You can sign up for Medicare coverage during your initial enrollment period, which starts three months before the month you turn 65, or during the open enrollment period each year. Open enrollment for 2022 ended on March 31.
Tammy Burns is an experienced health insurance advisor. She earned her nursing degree in 1990 from Jacksonville State University, obtained her insurance billing and coding certification in 1995, and holds a health and life insurance license in Alabama, Georgia, Iowa, Mississippi, and Tennessee. Burns is Affordable Care Act (ACA)-certified for health insurance and other ancillary, life, and annuity products. She maintains an active nursing license and practices private-duty nursing.
Burns’ background as a nurse, insurance biller and coder, and insurance consultant includes infectious disease, oncology, gynecology, phlebotomy, post operative, family medicine, geriatrics, home health, hospice, human resources, management, billing, coding, claims, fixed annuities, group and individual health and life products, and Medicare. She’s always been driven by a desire to help people, spending more than 25 years as a practicing nurse in hospitals, private doctors’ offices, home health, and hospice. As a nurse, Burns supported patients filing insurance claims with Medicare, Medicaid, and private insurance companies as well as responding to billing questions from confused patients.

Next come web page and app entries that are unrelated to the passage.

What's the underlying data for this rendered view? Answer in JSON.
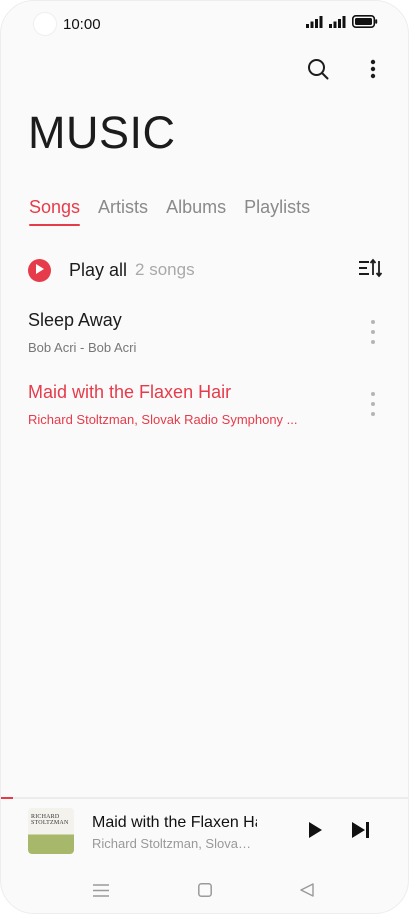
{
  "status_bar": {
    "time": "10:00"
  },
  "header": {
    "title": "MUSIC"
  },
  "tabs": [
    {
      "label": "Songs",
      "active": true
    },
    {
      "label": "Artists",
      "active": false
    },
    {
      "label": "Albums",
      "active": false
    },
    {
      "label": "Playlists",
      "active": false
    }
  ],
  "play_all": {
    "label": "Play all",
    "count": "2 songs"
  },
  "songs": [
    {
      "title": "Sleep Away",
      "subtitle": "Bob Acri - Bob Acri",
      "playing": false
    },
    {
      "title": "Maid with the Flaxen Hair",
      "subtitle": "Richard Stoltzman, Slovak Radio Symphony ...",
      "playing": true
    }
  ],
  "now_playing": {
    "title": "Maid with the Flaxen Hair",
    "subtitle": "Richard Stoltzman, Slovak Radio Symphony Orchestra",
    "cover_text": "RICHARD STOLTZMAN",
    "progress": 0.03
  },
  "colors": {
    "accent": "#e63b4a",
    "text": "#1c1c1c",
    "muted": "#8a8a8a",
    "background": "#fafafa"
  },
  "icons": {
    "toolbar": [
      "search-icon",
      "more-vertical-icon"
    ],
    "status": [
      "wifi-icon",
      "signal-icon",
      "battery-icon"
    ],
    "nav": [
      "menu-icon",
      "home-icon",
      "back-icon"
    ]
  }
}
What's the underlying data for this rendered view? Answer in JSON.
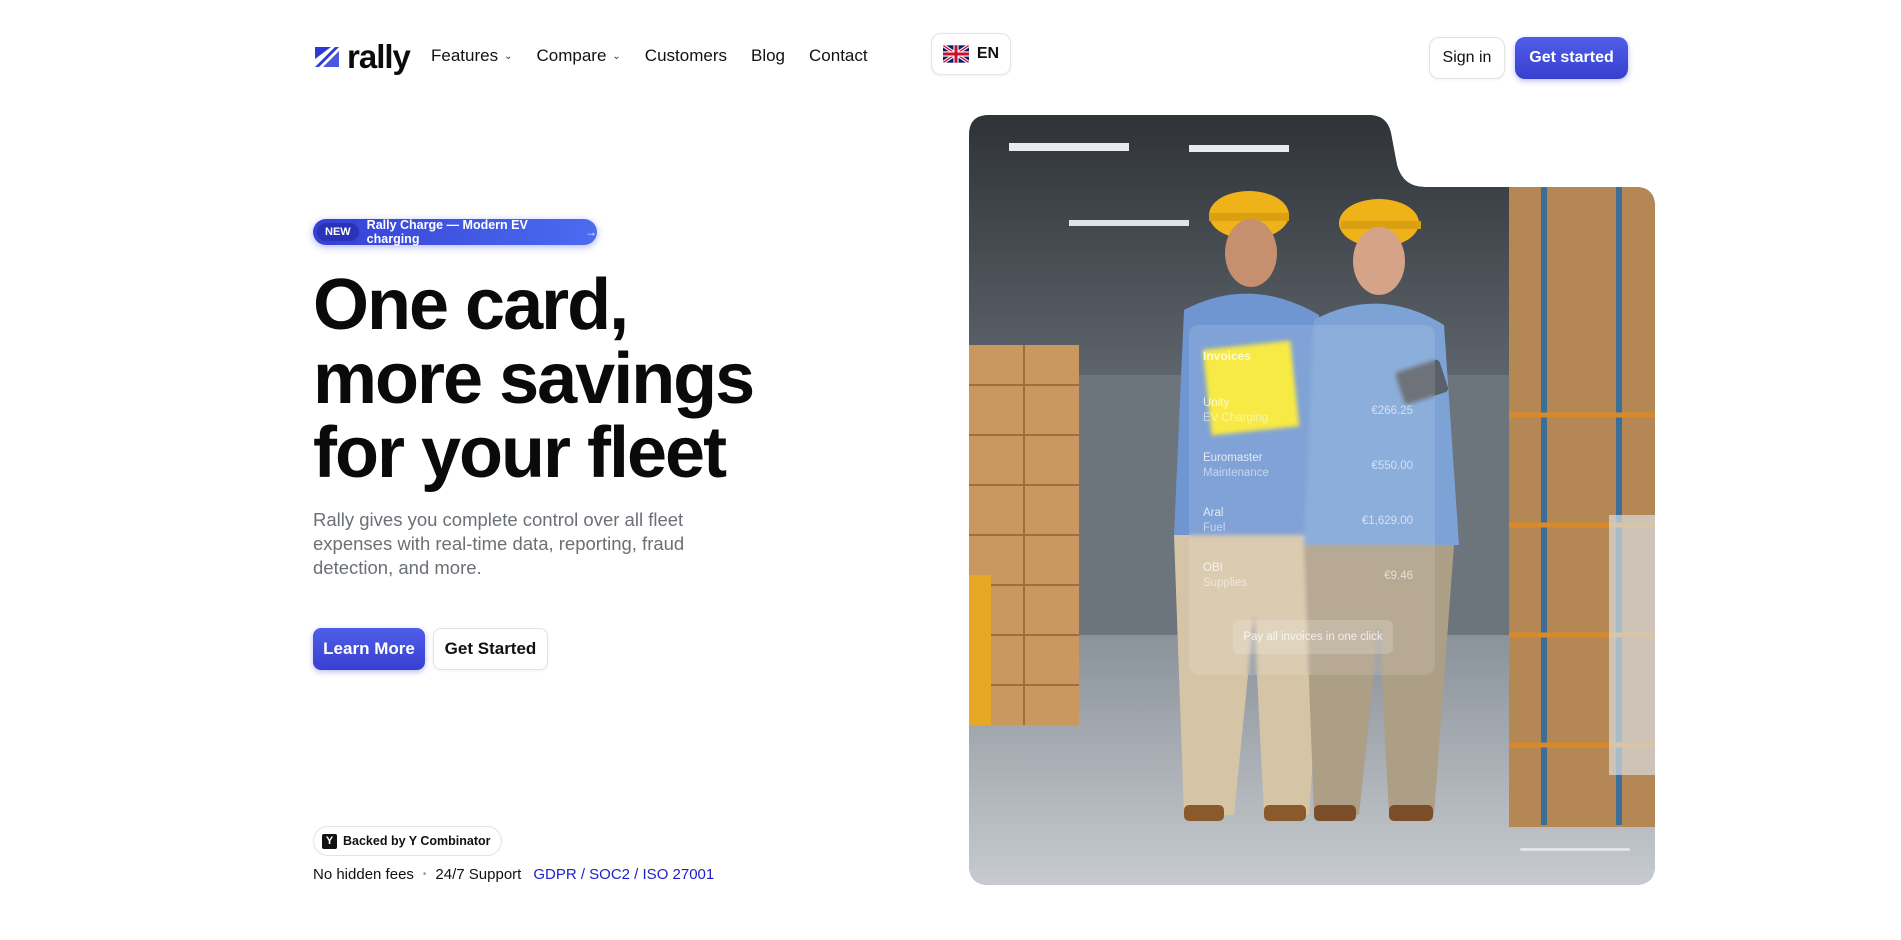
{
  "nav": {
    "logo_text": "rally",
    "menu": [
      {
        "label": "Features",
        "has_dropdown": true
      },
      {
        "label": "Compare",
        "has_dropdown": true
      },
      {
        "label": "Customers",
        "has_dropdown": false
      },
      {
        "label": "Blog",
        "has_dropdown": false
      },
      {
        "label": "Contact",
        "has_dropdown": false
      }
    ],
    "language": "EN",
    "sign_in": "Sign in",
    "get_started": "Get started"
  },
  "hero": {
    "pill_badge": "NEW",
    "pill_text": "Rally Charge — Modern EV charging",
    "headline_lines": [
      "One card,",
      "more savings",
      "for your fleet"
    ],
    "subtitle": "Rally gives you complete control over all fleet expenses with real-time data, reporting, fraud detection, and more.",
    "primary_cta": "Learn More",
    "secondary_cta": "Get Started",
    "backed_by": "Backed by Y Combinator",
    "yc_letter": "Y",
    "trust": {
      "item1": "No hidden fees",
      "item2": "24/7 Support",
      "certs": "GDPR / SOC2 / ISO 27001"
    }
  },
  "invoice_overlay": {
    "title": "Invoices",
    "rows": [
      {
        "name": "Unity",
        "category": "EV Charging",
        "amount": "€266.25"
      },
      {
        "name": "Euromaster",
        "category": "Maintenance",
        "amount": "€550.00"
      },
      {
        "name": "Aral",
        "category": "Fuel",
        "amount": "€1,629.00"
      },
      {
        "name": "OBI",
        "category": "Supplies",
        "amount": "€9.46"
      }
    ],
    "pay_button": "Pay all invoices in one click"
  },
  "colors": {
    "brand": "#3740cf",
    "brand_light": "#4f5ee8",
    "cert_link": "#2020c8",
    "subtitle": "#6b6f76"
  }
}
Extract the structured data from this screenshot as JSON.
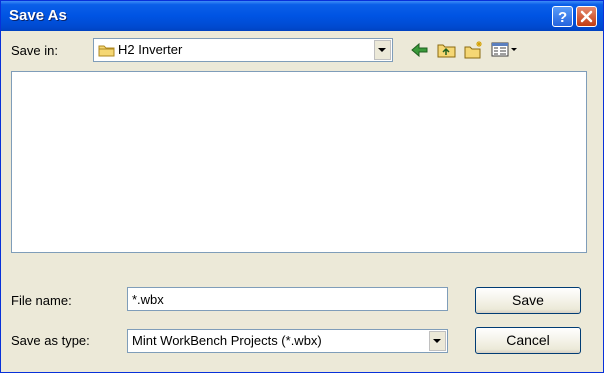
{
  "window": {
    "title": "Save As",
    "help_icon": "help-icon",
    "close_icon": "close-icon"
  },
  "toolbar": {
    "save_in_label": "Save in:",
    "current_folder": "H2 Inverter",
    "folder_icon": "folder-icon",
    "icons": [
      "back-arrow-icon",
      "up-folder-icon",
      "new-folder-icon",
      "views-menu-icon"
    ]
  },
  "form": {
    "file_name_label": "File name:",
    "file_name_value": "*.wbx",
    "save_as_type_label": "Save as type:",
    "save_as_type_value": "Mint WorkBench Projects (*.wbx)"
  },
  "buttons": {
    "save": "Save",
    "cancel": "Cancel"
  },
  "colors": {
    "title_bar": "#0054e3",
    "dialog_bg": "#ece9d8",
    "close_red": "#c23c12"
  }
}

Seeing firsthand how unsuspecting patients are frequently confused by an overly complex system they don’t understand led Burns to become an insurance agent and health care consultant, now helping people understand the medical system. Since becoming an insurance agent in 2013, she has worked with some of the largest and most reputable insurance carriers and agencies in the nation, and she has built a large and loyal clientele by way of her commitment to transparency and personalized service.